The following drawing won the competition for the best image that should represent Ukraine on the Ukrainian Google page:
The whole thing is just offensive. I have the following questions to ask of the creators of this monstrosity:
1) Why is a church positioned right in the midst of the picture? Religion plays a very insignificant role in the lives of the absolute majority of Ukrainians.
2) Why is the church Russian Orthodox and why is its architecture so obviously Russian? Churches in Ukraine don’t look like that, not even in the heavily Russianized Eastern part of the country. Our Ukrainian churches look very different. They are not white. If one truly needed to stick a church in there, why not use an example of the amazing Ukrainian baroque in there?
Besides, among the puny number of people in Ukraine who practice a religion, many are Catholic. This isn’t a uniformly Russian Orthodox country.
3) Why is the man wearing sharovary (the traditional folk costume that obviously has not been worn by anybody in the country for centuries)? Note that the woman has modern attire. What is the message here? That Ukrainian men are outdated and women are modern?

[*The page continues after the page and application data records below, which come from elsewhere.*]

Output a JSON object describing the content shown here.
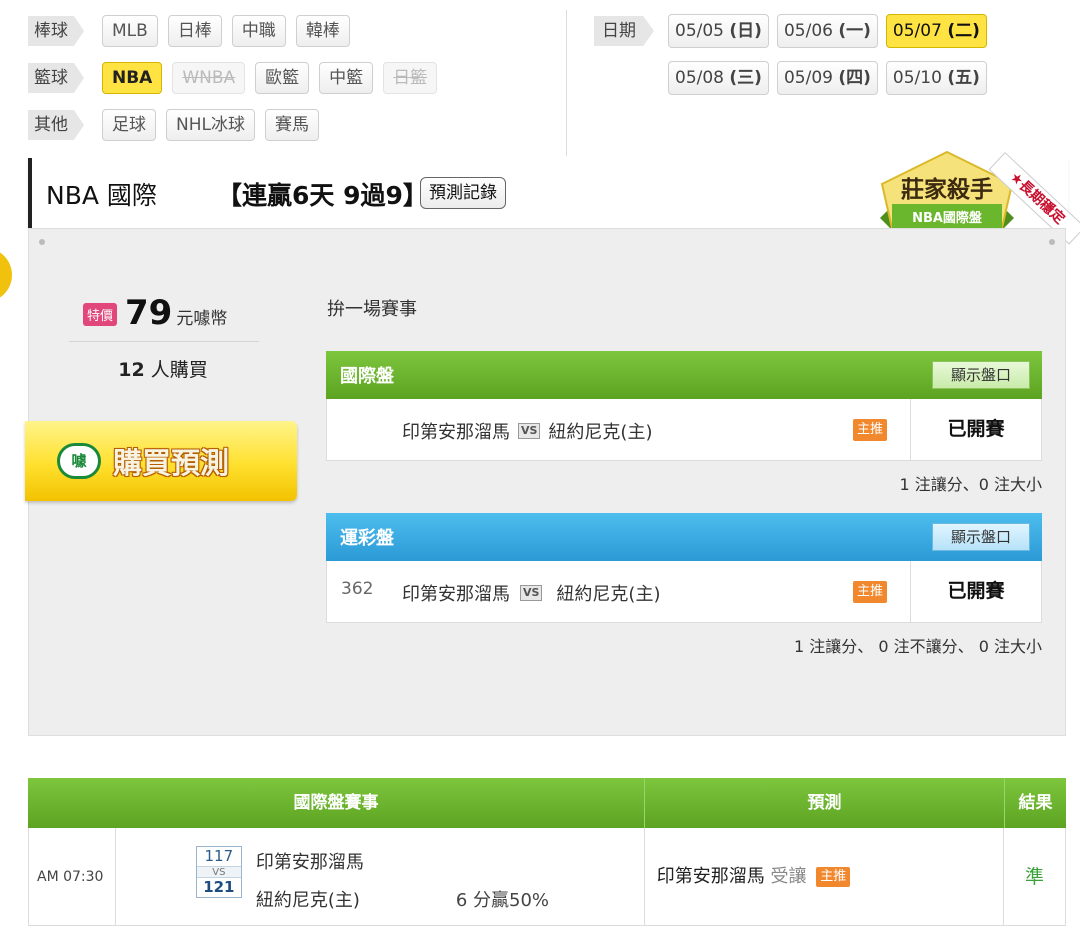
{
  "filters": {
    "baseball": {
      "label": "棒球",
      "items": [
        {
          "label": "MLB",
          "state": "normal"
        },
        {
          "label": "日棒",
          "state": "normal"
        },
        {
          "label": "中職",
          "state": "normal"
        },
        {
          "label": "韓棒",
          "state": "normal"
        }
      ]
    },
    "basketball": {
      "label": "籃球",
      "items": [
        {
          "label": "NBA",
          "state": "active"
        },
        {
          "label": "WNBA",
          "state": "disabled"
        },
        {
          "label": "歐籃",
          "state": "normal"
        },
        {
          "label": "中籃",
          "state": "normal"
        },
        {
          "label": "日籃",
          "state": "disabled"
        }
      ]
    },
    "other": {
      "label": "其他",
      "items": [
        {
          "label": "足球",
          "state": "normal"
        },
        {
          "label": "NHL冰球",
          "state": "normal"
        },
        {
          "label": "賽馬",
          "state": "normal"
        }
      ]
    }
  },
  "dates": {
    "label": "日期",
    "row1": [
      {
        "date": "05/05",
        "weekday": "(日)",
        "active": false
      },
      {
        "date": "05/06",
        "weekday": "(一)",
        "active": false
      },
      {
        "date": "05/07",
        "weekday": "(二)",
        "active": true
      }
    ],
    "row2": [
      {
        "date": "05/08",
        "weekday": "(三)",
        "active": false
      },
      {
        "date": "05/09",
        "weekday": "(四)",
        "active": false
      },
      {
        "date": "05/10",
        "weekday": "(五)",
        "active": false
      }
    ]
  },
  "header": {
    "title": "NBA 國際",
    "streak": "【連贏6天 9過9】",
    "record_button": "預測記錄",
    "badge_title": "莊家殺手",
    "badge_sub": "NBA國際盤",
    "ribbon": "★長期穩定"
  },
  "purchase": {
    "special_tag": "特價",
    "price": "79",
    "currency": "元噱幣",
    "buyers_count": "12",
    "buyers_suffix": "人購買",
    "buy_icon": "噱",
    "buy_button": "購買預測"
  },
  "picks": {
    "label": "拚一場賽事",
    "international": {
      "title": "國際盤",
      "toggle": "顯示盤口",
      "number": "",
      "away": "印第安那溜馬",
      "vs": "VS",
      "home": "紐約尼克(主)",
      "tag": "主推",
      "status": "已開賽",
      "note": "1 注讓分、0 注大小"
    },
    "sports_lottery": {
      "title": "運彩盤",
      "toggle": "顯示盤口",
      "number": "362",
      "away": "印第安那溜馬",
      "vs": "VS",
      "home": "紐約尼克(主)",
      "tag": "主推",
      "status": "已開賽",
      "note": "1 注讓分、 0 注不讓分、 0 注大小"
    }
  },
  "history": {
    "headers": {
      "games": "國際盤賽事",
      "prediction": "預測",
      "result": "結果"
    },
    "rows": [
      {
        "time": "AM 07:30",
        "away_score": "117",
        "vs": "VS",
        "home_score": "121",
        "away": "印第安那溜馬",
        "home": "紐約尼克(主)",
        "margin": "6 分贏50%",
        "pick_team": "印第安那溜馬",
        "pick_type": "受讓",
        "pick_tag": "主推",
        "result": "準"
      }
    ]
  },
  "colors": {
    "accent_yellow": "#ffe342",
    "green": "#6db52d",
    "blue": "#3aaee6",
    "tag_orange": "#f2882e",
    "special_pink": "#e1477a"
  }
}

4) Also, why is the woman kneeling in this awkward position while the man is patting her down like a household pet? Have the creators of this crappy drawing actually met any Ukrainian families? Historically, this kind of dynamic never existed in Ukraine. As long as there has been Ukraine and records of its daily life have been kept, no evidence of this pathetic female subjection to the husband, the children and the church has existed.
5) Why is Ukraine presented as exclusively agrarian? The image of Ukraine as a country of peasants was promoted heavily in the USSR. Only the works of literature that were set in the country-side were allowed to be published. If, say, a 19-century author had written 5 novels set in a city and 3 short stories set in a village, only the short stories would be reprinted in the USSR and taught to school-children. This was part of a very successful effort of convincing Ukrainians that we were backwards, uncouth country bumpkins.

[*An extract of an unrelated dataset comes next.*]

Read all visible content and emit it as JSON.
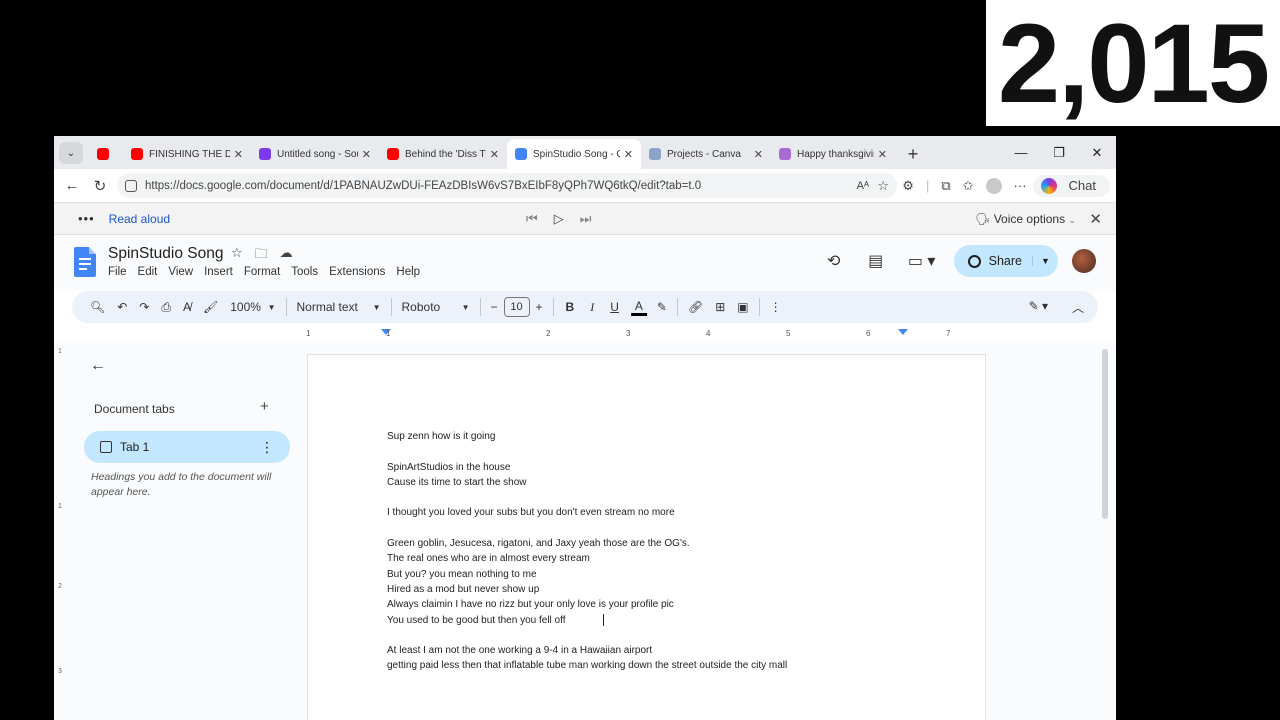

In reality, however, Ukraine has been industrialized for a very long time. The price we paid for that industrialization was enormously high. Millions of peasants were starved and the Ukrainian agriculture was all but destroyed. In the 1950s and 1960s, the Soviet government made efforts to retain Ukrainians in the country-side. People were not allowed to have their passports in their possession and couldn’t leave their villages. This didn’t work, however, and people of my mother’s generation fled the country-side in massive numbers.
This drawing fails to reflect anything whatsoever about Ukraine’s reality. The author of this piece should take this sad manifestation of a diseased subconscious to his or her analyst because while it lacks any artistic merit, its analysis might help this poor person get at least somewhat more stable psychologically.
The only positive thing about the picture is the letter “G” that reflects the colors of the gay flag and probably symbolizes the orientation of the country towards gay rights.